## EXERCISE DETAILS
Reproduce each entry exactly as written.

## MATERIAL SUPPLIED
•••
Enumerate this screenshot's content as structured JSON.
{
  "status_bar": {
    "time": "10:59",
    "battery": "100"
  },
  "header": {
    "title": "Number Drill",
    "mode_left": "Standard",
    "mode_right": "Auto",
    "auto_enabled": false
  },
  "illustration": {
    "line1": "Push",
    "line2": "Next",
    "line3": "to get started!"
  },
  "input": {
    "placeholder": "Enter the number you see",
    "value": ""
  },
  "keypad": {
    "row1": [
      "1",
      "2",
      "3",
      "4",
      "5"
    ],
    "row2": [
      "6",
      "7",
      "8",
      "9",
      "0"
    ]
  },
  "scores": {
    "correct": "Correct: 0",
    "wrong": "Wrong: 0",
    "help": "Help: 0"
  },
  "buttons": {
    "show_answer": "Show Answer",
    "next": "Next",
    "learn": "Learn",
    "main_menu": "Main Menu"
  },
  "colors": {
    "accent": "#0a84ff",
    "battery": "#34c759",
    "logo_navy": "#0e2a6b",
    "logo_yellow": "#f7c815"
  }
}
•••
## RESPONSE AREA
Enumerate this screenshot's content as structured JSON.
{
  "status_bar": {
    "time": "10:59",
    "battery": "100"
  },
  "header": {
    "title": "Number Drill",
    "mode_left": "Standard",
    "mode_right": "Auto",
    "auto_enabled": false
  },
  "illustration": {
    "line1": "Push",
    "line2": "Next",
    "line3": "to get started!"
  },
  "input": {
    "placeholder": "Enter the number you see",
    "value": ""
  },
  "keypad": {
    "row1": [
      "1",
      "2",
      "3",
      "4",
      "5"
    ],
    "row2": [
      "6",
      "7",
      "8",
      "9",
      "0"
    ]
  },
  "scores": {
    "correct": "Correct: 0",
    "wrong": "Wrong: 0",
    "help": "Help: 0"
  },
  "buttons": {
    "show_answer": "Show Answer",
    "next": "Next",
    "learn": "Learn",
    "main_menu": "Main Menu"
  },
  "colors": {
    "accent": "#0a84ff",
    "battery": "#34c759",
    "logo_navy": "#0e2a6b",
    "logo_yellow": "#f7c815"
  }
}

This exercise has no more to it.